Because it matters. Period.
Imagine having to stay home from school or work simply because you have your period. Why? If you don’t have the resources to buy period products, what other choice do you have? The average person spends over 3,000 days of their life on their period - that is a lot of missed opportunities.
Imagine having to stay home from school or work simply because you have your period. Why? If you don’t have the resources to buy period products, what other choice do you have? The average person spends over 3,000 days of their life on their period - that is a lot of missed opportunities. Unfortunately that is the reality for too many people in Niagara.
Statistics show that 1 in 3 people under 25 struggles to afford this “luxury”. The numbers are significant enough to tell the importance of the period and its impact on our society.
It is estimated that Canadians spend up to $6,000 in their lifetime on menstrual hygiene products. These numbers are even higher in rural areas where women are forced to pay up to double the price for the same products. (Canadian Public Health Association, 2019) When you are living in poverty, you are forced to make tough choices. It’s even harder to find period products if you are homeless or marginalized in other ways.

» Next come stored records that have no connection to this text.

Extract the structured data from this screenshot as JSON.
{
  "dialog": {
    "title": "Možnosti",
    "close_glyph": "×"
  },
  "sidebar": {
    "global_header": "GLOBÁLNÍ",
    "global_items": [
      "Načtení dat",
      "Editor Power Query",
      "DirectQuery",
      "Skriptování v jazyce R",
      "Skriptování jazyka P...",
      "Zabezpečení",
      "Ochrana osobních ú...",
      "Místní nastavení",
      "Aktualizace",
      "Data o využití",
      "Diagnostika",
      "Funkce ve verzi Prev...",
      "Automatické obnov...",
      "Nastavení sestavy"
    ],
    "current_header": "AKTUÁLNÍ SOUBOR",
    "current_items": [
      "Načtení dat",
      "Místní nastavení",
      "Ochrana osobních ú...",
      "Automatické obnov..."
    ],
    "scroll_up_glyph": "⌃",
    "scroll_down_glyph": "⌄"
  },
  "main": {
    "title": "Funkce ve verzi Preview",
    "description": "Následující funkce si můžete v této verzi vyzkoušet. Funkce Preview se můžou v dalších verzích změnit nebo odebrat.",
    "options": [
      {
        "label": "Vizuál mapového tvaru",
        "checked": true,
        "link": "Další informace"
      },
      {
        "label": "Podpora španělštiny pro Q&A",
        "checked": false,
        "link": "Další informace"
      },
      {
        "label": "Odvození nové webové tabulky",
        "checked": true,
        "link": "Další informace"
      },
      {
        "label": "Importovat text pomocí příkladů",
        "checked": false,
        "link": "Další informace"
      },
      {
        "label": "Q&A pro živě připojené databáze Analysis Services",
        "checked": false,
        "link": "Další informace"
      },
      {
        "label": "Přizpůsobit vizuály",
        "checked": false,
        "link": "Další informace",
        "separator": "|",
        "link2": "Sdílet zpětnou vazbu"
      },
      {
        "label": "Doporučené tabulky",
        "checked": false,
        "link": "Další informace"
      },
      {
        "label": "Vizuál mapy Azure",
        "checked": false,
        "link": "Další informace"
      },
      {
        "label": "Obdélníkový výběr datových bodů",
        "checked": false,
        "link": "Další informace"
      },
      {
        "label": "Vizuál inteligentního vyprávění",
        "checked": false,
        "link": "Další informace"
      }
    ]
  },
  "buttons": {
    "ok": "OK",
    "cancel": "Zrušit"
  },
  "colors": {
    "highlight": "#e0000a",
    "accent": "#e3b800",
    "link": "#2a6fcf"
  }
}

1 in 7 girls in Canada has missed school due to a lack of menstrual hygiene products. Not only does this number illustrate an overwhelming truth of lacking products, but the underlying loss of dignity, education, and opportunity is staggering. Running parallel to the affordability issues that Period Promise is working to overcome, the emotional barriers involved have created a stigma around periods and conversations. Talking about periods can be taboo, some would even describe it as tough, but the only tough part should be discussing the sad reality of how unattainable and expensive these products are.
It’s time for society to realize that period is not only a gender issue but it’s an undeniable truth of life that has adverse effects on ones life, family, and society as a whole. The results of a survey conducted by Plan International Canada show that two-thirds of women in Canada missed an activity because of concern about the non-availability of period products. The survey also highlights the social stigma on periods; it states that 42% of the respondents were teased about being on their period by friends, relatives or colleagues. More than 50% of Canadian women don’t feel comfortable talking about women’s health, including periods.
Access to menstrual hygiene products and information about periods is a basic human right… not a luxury. It’s 2020 and there is still a stigma around menstruation. Menstruation can be a tough time of the month, especially if the proper products are out of reach. Eliminating financial and emotional factors of affordability and isolation provided through Period Promise will continue to help those who need it most. Period Promise is an initiative launched by United Way, mobilizing the community to help eliminate isolation and vulnerability around period poverty. From March 3rd to March 21st, United Way will be collecting, donating and advocating for healthy changes in the way society sees, talks and deals with periods. Although the campaign is much more than a product drive, all donations will be given to local agencies and service providers across the region.
Collect. Donate. Advocate : Click for more information on Period Promise